— ABOUT THIS TASK —
Go through the lines below and retype each one exactly.

— EXTRACTED MATERIAL —
********
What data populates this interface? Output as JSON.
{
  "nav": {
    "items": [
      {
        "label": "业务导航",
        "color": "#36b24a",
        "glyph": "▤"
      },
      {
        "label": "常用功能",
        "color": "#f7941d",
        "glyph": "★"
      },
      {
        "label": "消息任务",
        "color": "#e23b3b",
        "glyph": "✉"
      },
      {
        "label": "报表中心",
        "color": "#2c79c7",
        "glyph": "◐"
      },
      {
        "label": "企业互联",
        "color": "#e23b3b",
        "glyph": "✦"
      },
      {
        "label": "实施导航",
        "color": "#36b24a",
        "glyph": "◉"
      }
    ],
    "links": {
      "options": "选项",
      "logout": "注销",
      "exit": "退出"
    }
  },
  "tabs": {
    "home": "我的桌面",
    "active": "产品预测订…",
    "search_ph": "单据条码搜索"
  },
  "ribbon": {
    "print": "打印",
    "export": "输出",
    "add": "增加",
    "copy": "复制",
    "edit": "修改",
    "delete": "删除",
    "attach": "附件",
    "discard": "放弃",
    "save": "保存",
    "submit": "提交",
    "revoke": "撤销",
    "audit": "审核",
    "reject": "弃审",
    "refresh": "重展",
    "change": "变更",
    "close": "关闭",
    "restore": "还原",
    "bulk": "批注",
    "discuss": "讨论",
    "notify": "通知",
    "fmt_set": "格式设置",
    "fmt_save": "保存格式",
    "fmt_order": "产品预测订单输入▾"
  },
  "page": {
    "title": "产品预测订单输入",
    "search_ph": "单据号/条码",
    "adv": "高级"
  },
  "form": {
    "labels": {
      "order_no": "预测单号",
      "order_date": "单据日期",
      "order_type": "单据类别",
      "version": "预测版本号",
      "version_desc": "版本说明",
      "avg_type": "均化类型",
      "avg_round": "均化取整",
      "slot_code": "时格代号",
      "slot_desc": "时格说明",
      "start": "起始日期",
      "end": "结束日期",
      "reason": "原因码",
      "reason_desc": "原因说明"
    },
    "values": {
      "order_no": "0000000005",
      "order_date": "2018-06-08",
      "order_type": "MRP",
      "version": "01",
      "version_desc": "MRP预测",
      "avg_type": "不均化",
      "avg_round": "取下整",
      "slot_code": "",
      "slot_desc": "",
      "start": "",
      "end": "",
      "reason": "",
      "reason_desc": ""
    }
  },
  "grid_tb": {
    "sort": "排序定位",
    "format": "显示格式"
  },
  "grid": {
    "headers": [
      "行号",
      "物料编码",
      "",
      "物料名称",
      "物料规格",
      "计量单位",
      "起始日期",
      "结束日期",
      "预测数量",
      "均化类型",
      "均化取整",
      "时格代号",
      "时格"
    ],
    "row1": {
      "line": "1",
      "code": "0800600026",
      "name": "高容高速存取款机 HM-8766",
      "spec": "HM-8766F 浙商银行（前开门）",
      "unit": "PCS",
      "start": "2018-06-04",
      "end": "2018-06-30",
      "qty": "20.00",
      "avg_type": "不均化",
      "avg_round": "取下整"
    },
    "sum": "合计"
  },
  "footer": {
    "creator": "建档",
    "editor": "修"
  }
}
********
— OUTPUT OF THE EXERCISE —
What data populates this interface? Output as JSON.
{
  "nav": {
    "items": [
      {
        "label": "业务导航",
        "color": "#36b24a",
        "glyph": "▤"
      },
      {
        "label": "常用功能",
        "color": "#f7941d",
        "glyph": "★"
      },
      {
        "label": "消息任务",
        "color": "#e23b3b",
        "glyph": "✉"
      },
      {
        "label": "报表中心",
        "color": "#2c79c7",
        "glyph": "◐"
      },
      {
        "label": "企业互联",
        "color": "#e23b3b",
        "glyph": "✦"
      },
      {
        "label": "实施导航",
        "color": "#36b24a",
        "glyph": "◉"
      }
    ],
    "links": {
      "options": "选项",
      "logout": "注销",
      "exit": "退出"
    }
  },
  "tabs": {
    "home": "我的桌面",
    "active": "产品预测订…",
    "search_ph": "单据条码搜索"
  },
  "ribbon": {
    "print": "打印",
    "export": "输出",
    "add": "增加",
    "copy": "复制",
    "edit": "修改",
    "delete": "删除",
    "attach": "附件",
    "discard": "放弃",
    "save": "保存",
    "submit": "提交",
    "revoke": "撤销",
    "audit": "审核",
    "reject": "弃审",
    "refresh": "重展",
    "change": "变更",
    "close": "关闭",
    "restore": "还原",
    "bulk": "批注",
    "discuss": "讨论",
    "notify": "通知",
    "fmt_set": "格式设置",
    "fmt_save": "保存格式",
    "fmt_order": "产品预测订单输入▾"
  },
  "page": {
    "title": "产品预测订单输入",
    "search_ph": "单据号/条码",
    "adv": "高级"
  },
  "form": {
    "labels": {
      "order_no": "预测单号",
      "order_date": "单据日期",
      "order_type": "单据类别",
      "version": "预测版本号",
      "version_desc": "版本说明",
      "avg_type": "均化类型",
      "avg_round": "均化取整",
      "slot_code": "时格代号",
      "slot_desc": "时格说明",
      "start": "起始日期",
      "end": "结束日期",
      "reason": "原因码",
      "reason_desc": "原因说明"
    },
    "values": {
      "order_no": "0000000005",
      "order_date": "2018-06-08",
      "order_type": "MRP",
      "version": "01",
      "version_desc": "MRP预测",
      "avg_type": "不均化",
      "avg_round": "取下整",
      "slot_code": "",
      "slot_desc": "",
      "start": "",
      "end": "",
      "reason": "",
      "reason_desc": ""
    }
  },
  "grid_tb": {
    "sort": "排序定位",
    "format": "显示格式"
  },
  "grid": {
    "headers": [
      "行号",
      "物料编码",
      "",
      "物料名称",
      "物料规格",
      "计量单位",
      "起始日期",
      "结束日期",
      "预测数量",
      "均化类型",
      "均化取整",
      "时格代号",
      "时格"
    ],
    "row1": {
      "line": "1",
      "code": "0800600026",
      "name": "高容高速存取款机 HM-8766",
      "spec": "HM-8766F 浙商银行（前开门）",
      "unit": "PCS",
      "start": "2018-06-04",
      "end": "2018-06-30",
      "qty": "20.00",
      "avg_type": "不均化",
      "avg_round": "取下整"
    },
    "sum": "合计"
  },
  "footer": {
    "creator": "建档",
    "editor": "修"
  }
}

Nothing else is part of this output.